Little Known About How Primary Care Doctors Can Prevent Abuse

What can a primary care physician do if he suspects maltreatment of a child but there are no obvious signs? Not much, according to a statement by the U.S. Preventive Services Task Force.

Without proper research and obvious symptoms in the child, it can be impossible for a doctor to make a decision either for or against action. It takes a village to recognize abuse and get help, so keeping your eyes open for any signs in children of friends, family and neighbors is important. 

Risk Factors for Children Suffering Abuse

The U.S. Preventive Services Task Force is unable to determine whether they recommend primary care physicians intervene on a child’s behalf if he or she suspects maltreatment or abuse. If there is no evidence of abuse, the doctor cannot lawfully make any decisions. The USPSTF does indicate risk factors for children suffering abuse, including the following: 

  • young, single, or non-biologic parents
  • parental lack of understanding of children’s needs, child development, or parenting skills
  • poor parent-child relationships/negative interactions
  • family dysfunction or violence
  • parental history of violence or abuse
  • substance abuse within the family
  • parental stress and distress

The Statistics on Child Maltreatment

According to the U.S. Department of Health and Human Services, Administration for Children and Families, Administration on Children, Youth, and Families, Children’s Bureau, “In 2011, approximately 680,000 children were confirmed victims of maltreatment, and approximately 1,570 died of such treatment. Approximately 78 percent experienced neglect, 18 percent physical abuse, and 9 percent sexual abuse; many experienced several forms of maltreatment.” Whether doctors can prevent this maltreatment is what is in question. There is little evidence to suggest whether doctor intervention actually helps the child or not. Without adequate research, no recommendation can be made to agree or disagree with a doctor’s conviction in assisting a child. 

Defining Child Maltreatment

According to the Centers for Disease Control and Prevention, child maltreatment can be defined as “any act or series of acts of commission or omission by a parent or other caregiver that result in harm, potential for harm, or threat of harm to a child.” Child abuse (physical, sexual, or psychological) and child neglect also fall under this category.
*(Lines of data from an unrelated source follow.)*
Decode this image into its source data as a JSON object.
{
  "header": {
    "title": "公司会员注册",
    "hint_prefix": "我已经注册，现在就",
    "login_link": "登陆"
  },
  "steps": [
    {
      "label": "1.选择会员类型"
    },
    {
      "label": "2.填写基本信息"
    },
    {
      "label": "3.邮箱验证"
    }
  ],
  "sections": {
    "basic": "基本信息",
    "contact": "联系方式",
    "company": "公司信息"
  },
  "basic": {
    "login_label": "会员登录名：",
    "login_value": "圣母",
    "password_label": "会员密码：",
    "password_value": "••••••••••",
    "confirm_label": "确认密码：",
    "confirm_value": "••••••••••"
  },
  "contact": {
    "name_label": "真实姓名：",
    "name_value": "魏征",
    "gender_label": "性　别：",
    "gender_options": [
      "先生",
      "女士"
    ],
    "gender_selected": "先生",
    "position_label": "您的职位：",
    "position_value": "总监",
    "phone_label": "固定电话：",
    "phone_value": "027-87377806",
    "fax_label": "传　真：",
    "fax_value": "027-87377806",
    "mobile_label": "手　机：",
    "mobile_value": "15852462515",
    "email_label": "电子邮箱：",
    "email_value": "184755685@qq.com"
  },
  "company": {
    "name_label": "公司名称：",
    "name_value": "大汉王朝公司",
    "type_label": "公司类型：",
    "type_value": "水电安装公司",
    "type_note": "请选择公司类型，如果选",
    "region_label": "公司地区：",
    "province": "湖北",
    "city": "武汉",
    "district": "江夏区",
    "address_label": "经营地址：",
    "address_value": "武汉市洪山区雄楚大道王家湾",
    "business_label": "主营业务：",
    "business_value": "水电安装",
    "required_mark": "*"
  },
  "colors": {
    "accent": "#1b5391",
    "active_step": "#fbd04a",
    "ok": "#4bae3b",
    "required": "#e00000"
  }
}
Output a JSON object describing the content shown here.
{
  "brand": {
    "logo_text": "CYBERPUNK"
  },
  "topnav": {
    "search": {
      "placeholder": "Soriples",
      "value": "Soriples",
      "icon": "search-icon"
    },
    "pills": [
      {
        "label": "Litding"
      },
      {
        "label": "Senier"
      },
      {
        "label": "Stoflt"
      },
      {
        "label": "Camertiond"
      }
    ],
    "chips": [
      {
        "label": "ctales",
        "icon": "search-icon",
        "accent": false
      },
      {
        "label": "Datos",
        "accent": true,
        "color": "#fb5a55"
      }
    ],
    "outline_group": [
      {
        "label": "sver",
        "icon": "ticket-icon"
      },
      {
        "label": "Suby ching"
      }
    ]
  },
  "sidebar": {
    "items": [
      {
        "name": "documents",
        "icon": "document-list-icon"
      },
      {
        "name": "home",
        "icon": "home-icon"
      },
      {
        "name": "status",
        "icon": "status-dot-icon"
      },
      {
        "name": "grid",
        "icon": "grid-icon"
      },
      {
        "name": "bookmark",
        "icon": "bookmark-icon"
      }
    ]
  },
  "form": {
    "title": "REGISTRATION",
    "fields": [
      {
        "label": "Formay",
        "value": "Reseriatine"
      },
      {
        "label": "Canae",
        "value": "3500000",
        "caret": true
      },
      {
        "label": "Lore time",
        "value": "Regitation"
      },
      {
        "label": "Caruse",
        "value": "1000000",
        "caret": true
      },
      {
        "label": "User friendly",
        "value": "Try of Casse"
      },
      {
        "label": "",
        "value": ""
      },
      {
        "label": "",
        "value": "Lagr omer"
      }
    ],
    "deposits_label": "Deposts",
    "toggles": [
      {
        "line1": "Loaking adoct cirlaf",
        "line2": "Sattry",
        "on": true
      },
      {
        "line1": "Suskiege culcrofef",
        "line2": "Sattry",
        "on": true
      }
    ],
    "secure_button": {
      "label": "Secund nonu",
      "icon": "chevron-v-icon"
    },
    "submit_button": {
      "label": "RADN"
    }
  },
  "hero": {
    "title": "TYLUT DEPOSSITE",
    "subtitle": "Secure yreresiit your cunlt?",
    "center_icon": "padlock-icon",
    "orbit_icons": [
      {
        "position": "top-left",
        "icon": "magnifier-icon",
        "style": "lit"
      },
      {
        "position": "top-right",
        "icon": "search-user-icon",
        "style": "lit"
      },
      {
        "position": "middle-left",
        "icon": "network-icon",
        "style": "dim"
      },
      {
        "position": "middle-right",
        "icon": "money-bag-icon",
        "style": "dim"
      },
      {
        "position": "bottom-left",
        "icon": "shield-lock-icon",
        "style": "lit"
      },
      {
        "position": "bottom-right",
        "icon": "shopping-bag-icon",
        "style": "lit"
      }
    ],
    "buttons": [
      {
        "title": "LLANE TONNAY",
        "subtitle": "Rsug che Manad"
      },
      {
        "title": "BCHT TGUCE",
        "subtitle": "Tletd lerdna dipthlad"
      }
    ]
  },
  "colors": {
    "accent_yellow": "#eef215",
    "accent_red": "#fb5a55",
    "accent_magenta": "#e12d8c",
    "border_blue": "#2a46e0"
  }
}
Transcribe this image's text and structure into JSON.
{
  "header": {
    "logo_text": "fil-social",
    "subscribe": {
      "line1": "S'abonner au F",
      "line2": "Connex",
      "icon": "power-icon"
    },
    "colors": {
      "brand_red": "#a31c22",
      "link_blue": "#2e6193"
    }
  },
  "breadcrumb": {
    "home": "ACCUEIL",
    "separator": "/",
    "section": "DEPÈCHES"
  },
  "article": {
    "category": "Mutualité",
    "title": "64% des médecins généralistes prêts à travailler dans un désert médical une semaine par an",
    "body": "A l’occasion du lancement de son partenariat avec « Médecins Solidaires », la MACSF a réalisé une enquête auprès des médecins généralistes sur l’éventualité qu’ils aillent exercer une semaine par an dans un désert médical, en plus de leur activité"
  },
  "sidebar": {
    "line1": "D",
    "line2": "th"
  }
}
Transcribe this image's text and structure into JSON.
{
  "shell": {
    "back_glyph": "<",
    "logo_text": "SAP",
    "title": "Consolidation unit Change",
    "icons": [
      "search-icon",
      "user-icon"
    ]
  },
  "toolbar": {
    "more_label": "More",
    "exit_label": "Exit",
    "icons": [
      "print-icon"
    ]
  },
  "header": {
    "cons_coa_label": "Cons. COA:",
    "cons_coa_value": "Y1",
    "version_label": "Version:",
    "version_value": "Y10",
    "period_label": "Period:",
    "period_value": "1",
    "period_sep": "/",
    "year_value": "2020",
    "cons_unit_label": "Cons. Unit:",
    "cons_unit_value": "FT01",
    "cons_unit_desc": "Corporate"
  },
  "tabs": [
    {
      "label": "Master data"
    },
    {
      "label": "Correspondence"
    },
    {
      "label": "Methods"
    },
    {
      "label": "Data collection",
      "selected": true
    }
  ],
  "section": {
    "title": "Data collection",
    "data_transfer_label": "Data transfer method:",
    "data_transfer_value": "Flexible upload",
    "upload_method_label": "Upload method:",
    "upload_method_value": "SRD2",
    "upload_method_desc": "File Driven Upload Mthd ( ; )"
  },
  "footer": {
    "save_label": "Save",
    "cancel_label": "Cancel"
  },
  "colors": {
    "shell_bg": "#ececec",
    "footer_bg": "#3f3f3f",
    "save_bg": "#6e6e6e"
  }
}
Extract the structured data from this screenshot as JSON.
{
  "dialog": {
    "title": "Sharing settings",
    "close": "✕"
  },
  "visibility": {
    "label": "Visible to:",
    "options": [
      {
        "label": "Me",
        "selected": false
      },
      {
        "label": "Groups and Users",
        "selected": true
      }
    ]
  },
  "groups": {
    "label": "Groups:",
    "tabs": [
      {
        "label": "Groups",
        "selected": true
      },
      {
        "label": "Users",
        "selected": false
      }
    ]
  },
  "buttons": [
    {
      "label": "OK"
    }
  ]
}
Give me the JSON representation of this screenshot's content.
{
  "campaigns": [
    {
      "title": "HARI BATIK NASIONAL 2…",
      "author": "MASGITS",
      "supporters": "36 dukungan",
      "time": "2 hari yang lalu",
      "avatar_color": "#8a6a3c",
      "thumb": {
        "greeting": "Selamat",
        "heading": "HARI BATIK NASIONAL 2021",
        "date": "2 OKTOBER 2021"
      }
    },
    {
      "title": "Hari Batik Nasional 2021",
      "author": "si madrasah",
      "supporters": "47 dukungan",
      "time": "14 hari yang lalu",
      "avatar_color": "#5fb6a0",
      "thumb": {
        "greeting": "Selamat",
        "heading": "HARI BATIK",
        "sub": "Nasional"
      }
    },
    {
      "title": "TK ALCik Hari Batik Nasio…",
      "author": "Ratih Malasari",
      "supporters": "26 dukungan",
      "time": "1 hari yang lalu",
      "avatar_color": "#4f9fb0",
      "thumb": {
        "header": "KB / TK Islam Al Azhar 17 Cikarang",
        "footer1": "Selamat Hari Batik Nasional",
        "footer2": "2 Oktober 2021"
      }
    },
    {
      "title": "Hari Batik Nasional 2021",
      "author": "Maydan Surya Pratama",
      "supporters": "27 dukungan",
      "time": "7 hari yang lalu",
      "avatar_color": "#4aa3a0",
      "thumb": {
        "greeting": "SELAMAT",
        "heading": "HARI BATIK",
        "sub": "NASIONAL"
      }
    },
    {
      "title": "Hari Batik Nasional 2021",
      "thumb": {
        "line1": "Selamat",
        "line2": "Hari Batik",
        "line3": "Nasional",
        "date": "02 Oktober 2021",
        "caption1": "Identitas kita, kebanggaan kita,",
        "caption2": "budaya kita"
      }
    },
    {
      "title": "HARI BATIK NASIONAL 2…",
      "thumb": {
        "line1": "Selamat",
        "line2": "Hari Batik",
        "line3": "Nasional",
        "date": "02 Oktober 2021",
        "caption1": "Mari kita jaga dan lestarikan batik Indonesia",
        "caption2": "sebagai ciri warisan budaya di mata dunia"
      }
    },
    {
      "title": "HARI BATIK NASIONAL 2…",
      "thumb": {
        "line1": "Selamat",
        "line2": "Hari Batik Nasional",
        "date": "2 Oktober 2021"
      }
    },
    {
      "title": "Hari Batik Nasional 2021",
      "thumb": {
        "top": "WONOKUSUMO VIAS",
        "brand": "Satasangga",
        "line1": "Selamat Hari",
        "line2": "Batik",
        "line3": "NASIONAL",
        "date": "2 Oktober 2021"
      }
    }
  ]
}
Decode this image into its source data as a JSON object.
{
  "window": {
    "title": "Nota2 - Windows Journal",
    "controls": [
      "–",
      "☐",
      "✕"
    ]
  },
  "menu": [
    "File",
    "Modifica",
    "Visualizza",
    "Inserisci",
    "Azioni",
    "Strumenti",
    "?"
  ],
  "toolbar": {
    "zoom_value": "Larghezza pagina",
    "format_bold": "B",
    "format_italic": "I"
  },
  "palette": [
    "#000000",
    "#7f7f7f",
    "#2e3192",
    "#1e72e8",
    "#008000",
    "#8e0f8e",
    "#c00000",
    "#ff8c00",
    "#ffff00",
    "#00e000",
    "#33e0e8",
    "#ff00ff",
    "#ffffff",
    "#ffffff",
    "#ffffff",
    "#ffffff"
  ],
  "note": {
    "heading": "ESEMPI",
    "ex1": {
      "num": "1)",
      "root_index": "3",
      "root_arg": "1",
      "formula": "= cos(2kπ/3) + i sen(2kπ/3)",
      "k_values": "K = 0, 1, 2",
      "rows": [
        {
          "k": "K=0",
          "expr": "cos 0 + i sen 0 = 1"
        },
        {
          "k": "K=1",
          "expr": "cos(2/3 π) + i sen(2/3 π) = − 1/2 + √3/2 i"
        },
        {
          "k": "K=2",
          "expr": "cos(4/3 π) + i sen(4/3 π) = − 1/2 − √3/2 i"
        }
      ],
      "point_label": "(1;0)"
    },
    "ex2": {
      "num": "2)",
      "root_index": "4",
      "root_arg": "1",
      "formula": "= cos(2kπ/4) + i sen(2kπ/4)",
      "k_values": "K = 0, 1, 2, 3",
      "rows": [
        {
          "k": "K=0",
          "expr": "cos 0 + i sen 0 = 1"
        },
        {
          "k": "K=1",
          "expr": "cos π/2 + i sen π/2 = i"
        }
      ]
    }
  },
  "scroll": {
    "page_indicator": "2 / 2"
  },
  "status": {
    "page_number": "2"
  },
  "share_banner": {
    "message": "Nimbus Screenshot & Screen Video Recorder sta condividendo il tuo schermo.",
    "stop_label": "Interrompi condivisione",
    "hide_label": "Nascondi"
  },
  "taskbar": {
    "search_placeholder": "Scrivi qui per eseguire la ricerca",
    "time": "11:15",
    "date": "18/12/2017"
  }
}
If a doctor suspects maltreatment, the most common first step is a home visitation. This means that a nurse or other licensed professional visits the child and her family at home and/or at school on a regular basis until a determination can be made as to the child’s health. Home visitation services often includeparent education on normal child development, counseling, problem solving, free transportation to health clinic appointments, enhancement of informal support systems, linkage to community services, promotion of positive parent-child interactions, ensuring a source for regular health care, promotion of environmental safety, and classes for preparing for motherhood.” These visitations often take place during young childhood years. 

While physicians are required to report suspected issues of maltreatment to child protective services, not every state has the same guidelines for visitation services and family violence screening is not a requirement. Physicians must take each child on a case-by-case basis, determining whether the child is in need or not. If you suspect maltreatment, visit the USPSTF website or speak to a doctor today.